As I write this, I am in Houston, having spent a full day observing a Montessori middle school and a second day observing a Montessori high school.
School of the Woods has had their middle school for 33 years and their high school for 17 years. Currently they have 48 students in 7th and 8th grade, and 72 students in 9th through 12th grade. What I saw was beautiful. These young adults took ownership of their environment. They appeared very much at home in these classes where there were no walls, and a lot of common space. They were happy and busy. They looked out for each other. I didn’t hear a lot of directions being given. I observed many systems in place that made everything work and run smoothly. The students appeared to be self-directed for the most part, with teachers acting as facilitators and providing support as needed. I saw group work and individual work being done. I watched students speak confidently to the community and I watched them conduct experiments. I watched them load the dishwasher and wipe the counters after fixing a snack.

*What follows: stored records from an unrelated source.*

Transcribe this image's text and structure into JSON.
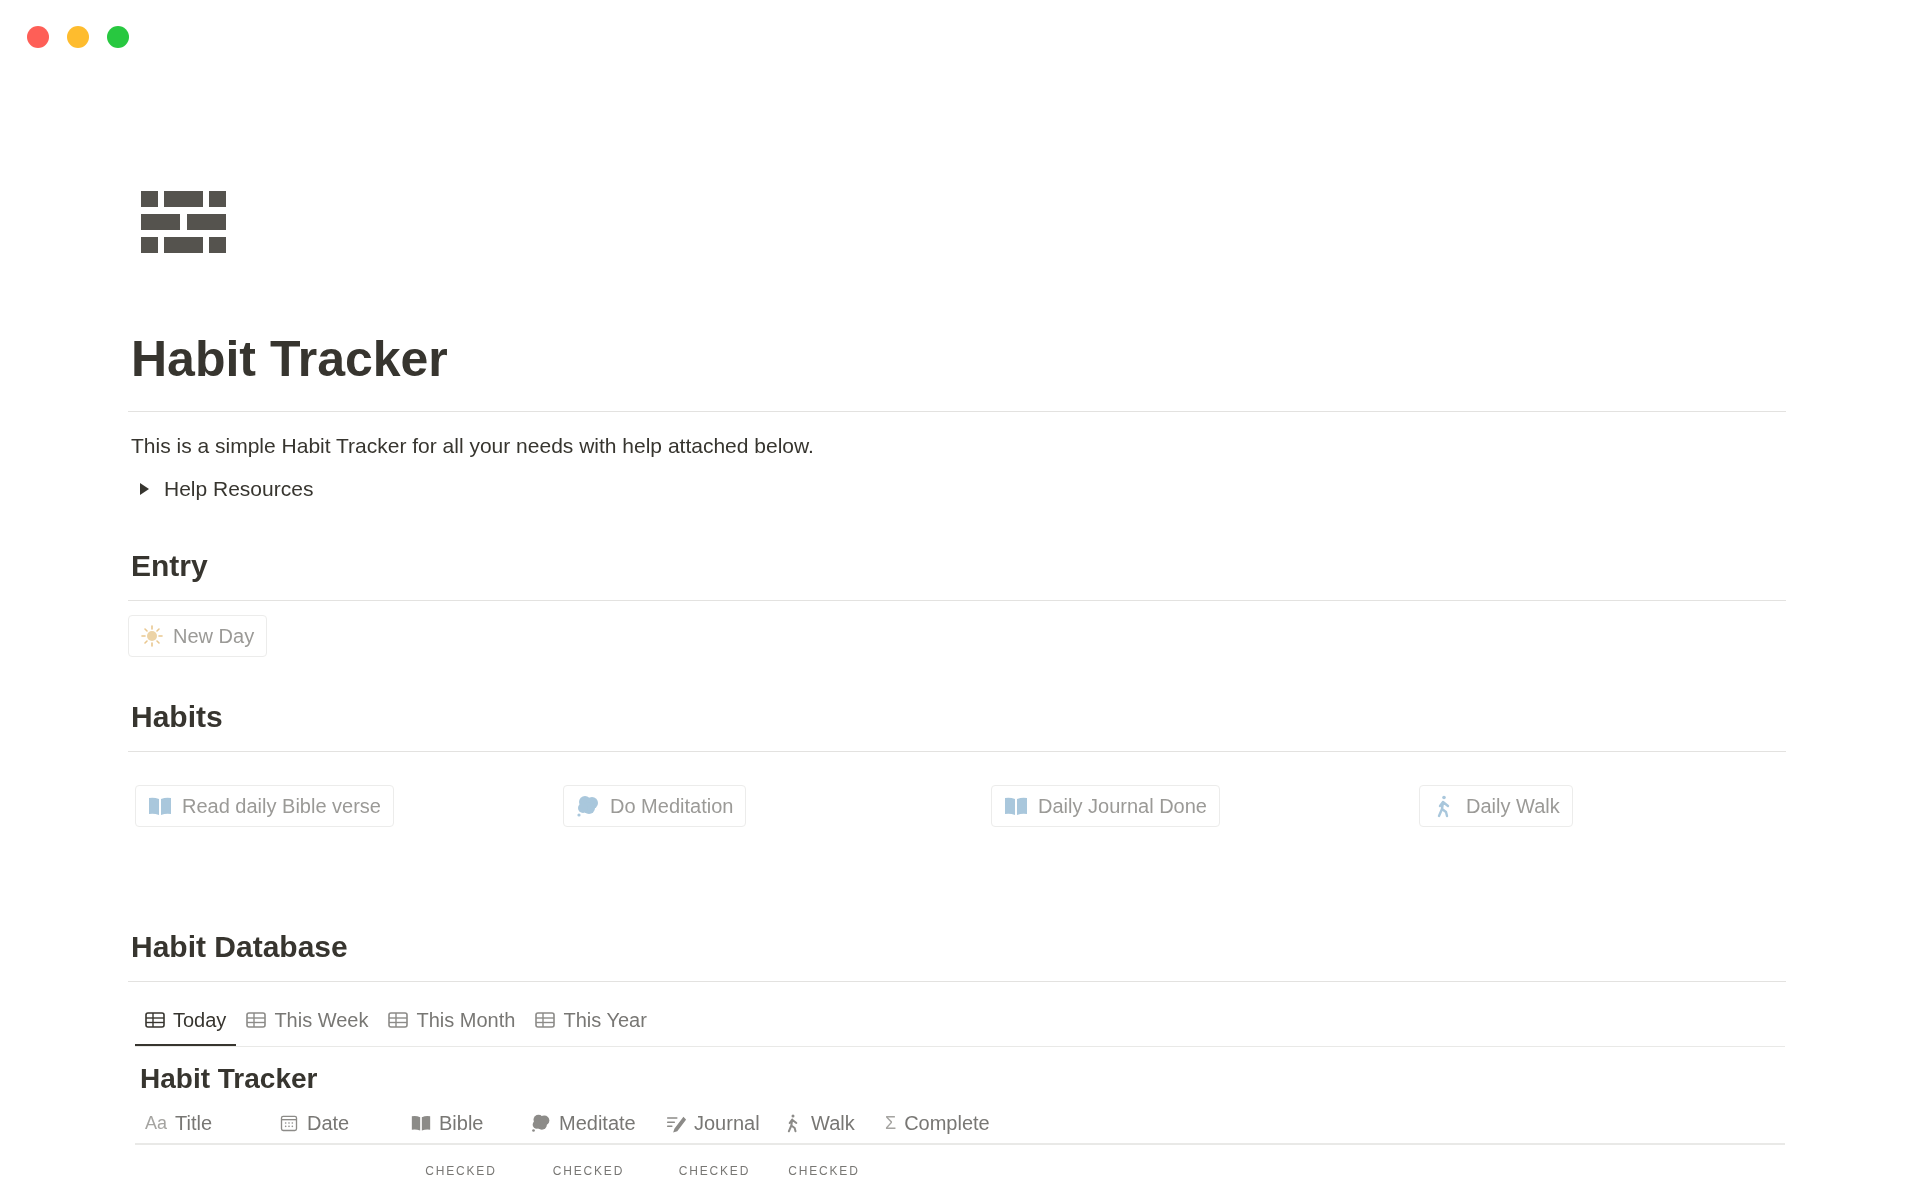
{
  "page_title": "Habit Tracker",
  "description": "This is a simple Habit Tracker for all your needs with help attached below.",
  "toggle": {
    "label": "Help Resources",
    "expanded": false
  },
  "entry": {
    "heading": "Entry",
    "button": {
      "label": "New Day"
    }
  },
  "habits": {
    "heading": "Habits",
    "buttons": [
      {
        "label": "Read daily Bible verse"
      },
      {
        "label": "Do Meditation"
      },
      {
        "label": "Daily Journal Done"
      },
      {
        "label": "Daily Walk"
      }
    ]
  },
  "database": {
    "heading": "Habit Database",
    "tabs": [
      {
        "label": "Today",
        "selected": true
      },
      {
        "label": "This Week",
        "selected": false
      },
      {
        "label": "This Month",
        "selected": false
      },
      {
        "label": "This Year",
        "selected": false
      }
    ],
    "view_title": "Habit Tracker",
    "columns": [
      {
        "label": "Title",
        "glyph": "Aa"
      },
      {
        "label": "Date"
      },
      {
        "label": "Bible",
        "summary": "CHECKED"
      },
      {
        "label": "Meditate",
        "summary": "CHECKED"
      },
      {
        "label": "Journal",
        "summary": "CHECKED"
      },
      {
        "label": "Walk",
        "summary": "CHECKED"
      },
      {
        "label": "Complete",
        "glyph": "Σ"
      }
    ]
  }
}
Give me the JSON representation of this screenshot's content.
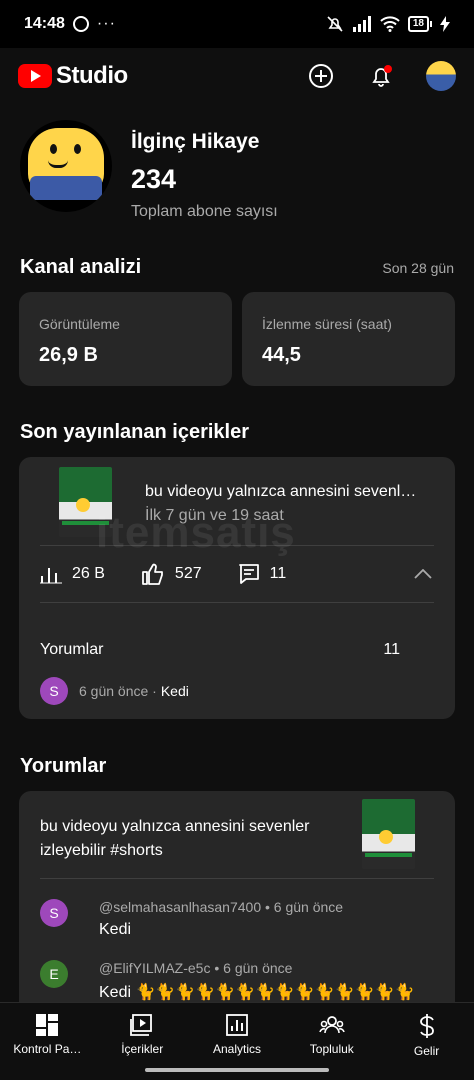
{
  "status_bar": {
    "time": "14:48",
    "battery": "18",
    "more": "···"
  },
  "app": {
    "brand": "Studio"
  },
  "channel": {
    "name": "İlginç Hikaye",
    "subscribers": "234",
    "subscribers_label": "Toplam abone sayısı"
  },
  "analytics": {
    "title": "Kanal analizi",
    "period": "Son 28 gün",
    "metrics": [
      {
        "label": "Görüntüleme",
        "value": "26,9 B"
      },
      {
        "label": "İzlenme süresi (saat)",
        "value": "44,5"
      }
    ]
  },
  "latest": {
    "title": "Son yayınlanan içerikler",
    "video_title": "bu videoyu yalnızca annesini sevenl…",
    "video_sub": "İlk 7 gün ve 19 saat",
    "views": "26 B",
    "likes": "527",
    "comments": "11",
    "comments_label": "Yorumlar",
    "comments_count": "11",
    "recent_avatar": "S",
    "recent_time": "6 gün önce ·",
    "recent_text": "Kedi"
  },
  "comments_section": {
    "title": "Yorumlar",
    "video_title": "bu videoyu yalnızca annesini sevenler izleyebilir #shorts",
    "items": [
      {
        "avatar": "S",
        "author_meta": "@selmahasanlhasan7400 • 6 gün önce",
        "text": "Kedi"
      },
      {
        "avatar": "E",
        "author_meta": "@ElifYILMAZ-e5c • 6 gün önce",
        "text": "Kedi 🐈🐈🐈🐈🐈🐈🐈🐈🐈🐈🐈🐈🐈🐈"
      }
    ]
  },
  "watermark": "itemsatış",
  "bottom_nav": [
    {
      "label": "Kontrol Pa…"
    },
    {
      "label": "İçerikler"
    },
    {
      "label": "Analytics"
    },
    {
      "label": "Topluluk"
    },
    {
      "label": "Gelir"
    }
  ],
  "colors": {
    "background": "#0f0f0f",
    "card": "#272727",
    "brand_red": "#ff0000",
    "notification_dot": "#ff0000"
  }
}
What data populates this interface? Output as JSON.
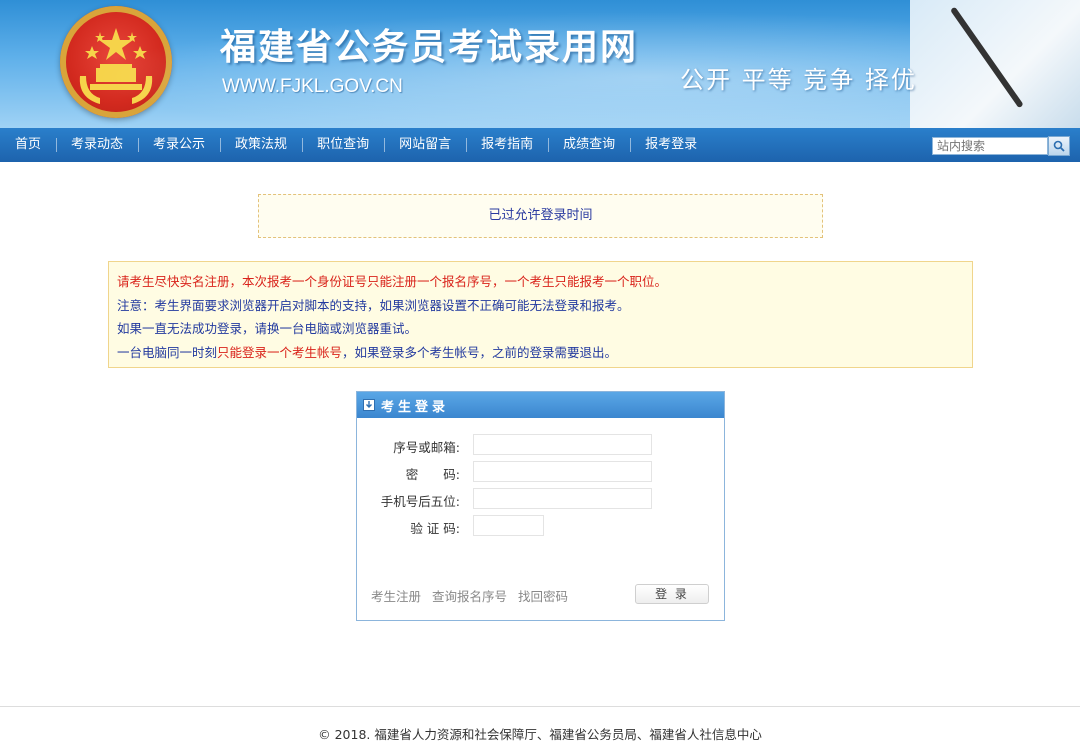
{
  "header": {
    "title": "福建省公务员考试录用网",
    "url": "WWW.FJKL.GOV.CN",
    "slogan": "公开  平等  竞争  择优"
  },
  "nav": {
    "items": [
      "首页",
      "考录动态",
      "考录公示",
      "政策法规",
      "职位查询",
      "网站留言",
      "报考指南",
      "成绩查询",
      "报考登录"
    ],
    "search_placeholder": "站内搜索"
  },
  "notice": {
    "top": "已过允许登录时间",
    "lines": [
      {
        "text": "请考生尽快实名注册，本次报考一个身份证号只能注册一个报名序号，一个考生只能报考一个职位。",
        "color": "#d9231b"
      },
      {
        "text": "注意：考生界面要求浏览器开启对脚本的支持，如果浏览器设置不正确可能无法登录和报考。",
        "color": "#233a9f"
      },
      {
        "text": "如果一直无法成功登录，请换一台电脑或浏览器重试。",
        "color": "#233a9f"
      }
    ],
    "last_line": {
      "part1": "一台电脑同一时刻",
      "part2": "只能登录一个考生帐号",
      "part3": "，如果登录多个考生帐号，之前的登录需要退出。"
    }
  },
  "login": {
    "title": "考生登录",
    "fields": [
      {
        "label": "序号或邮箱:",
        "value": ""
      },
      {
        "label": "密　　码:",
        "value": ""
      },
      {
        "label": "手机号后五位:",
        "value": ""
      },
      {
        "label": "验 证 码:",
        "value": ""
      }
    ],
    "links": [
      "考生注册",
      "查询报名序号",
      "找回密码"
    ],
    "submit_label": "登 录"
  },
  "footer": {
    "copyright": "© 2018. 福建省人力资源和社会保障厅、福建省公务员局、福建省人社信息中心"
  },
  "colors": {
    "nav_bg": "#1d63ad",
    "red_text": "#d9231b",
    "blue_text": "#233a9f",
    "panel_header": "#3b86cf"
  }
}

I had the privilege of observing the High School Community Meeting that occurs every morning with all the students and faculty. The student whose turn it was to lead opened the meeting with her “Soap Box.” This particular student had prepared a slide presentation and talked about the five people who have most influenced her life to make her who she is today. She spoke with poise, confidence and humor, and she signed everything that was said throughout the meeting.
The students take American Sign Language along with Spanish every day.
Her peers were supportive and respectful. Following her “Soap Box,” she asked the community for Announcements, then Acknowledgements, and then Sharing. Many students contributed and they all expressed themselves well and supported each other. It was wonderful to see such respect and maturity.
I share my observations with you because it is a testament to where this Montessori journey leads. Most of these School of the Woods students started Montessori young, and what they look like when they get to this secondary level is very much a result of the personal and social educational journey that has taken them there. Montessori teaches the person, not content. Whether your child is in a Montessori Infant, Toddler, Primary, Lower Elementary or Upper Elementary program, we are laying the foundation; finding the keys to unlock their hearts and minds, building up the people who will be confident leaders and have diversity of thought, a strong work ethic, and will take care of themselves, their friends, their community, their world.
Each year about 25 colleges recruit students from School of the Woods. Last year, the graduating class received over $2 million in scholarship money. One-hundred percent of high school graduates from School of the Woods go on to graduate from college.
The decision to send your child to a Montessori school could have been the result of any number of factors, some having nothing to do with the fact that it is Montessori…but now that you are here, I hope you are celebrating your choice for all the significance it will have on your child’s future. I know I am.
CMCS Board of Directors, Secretary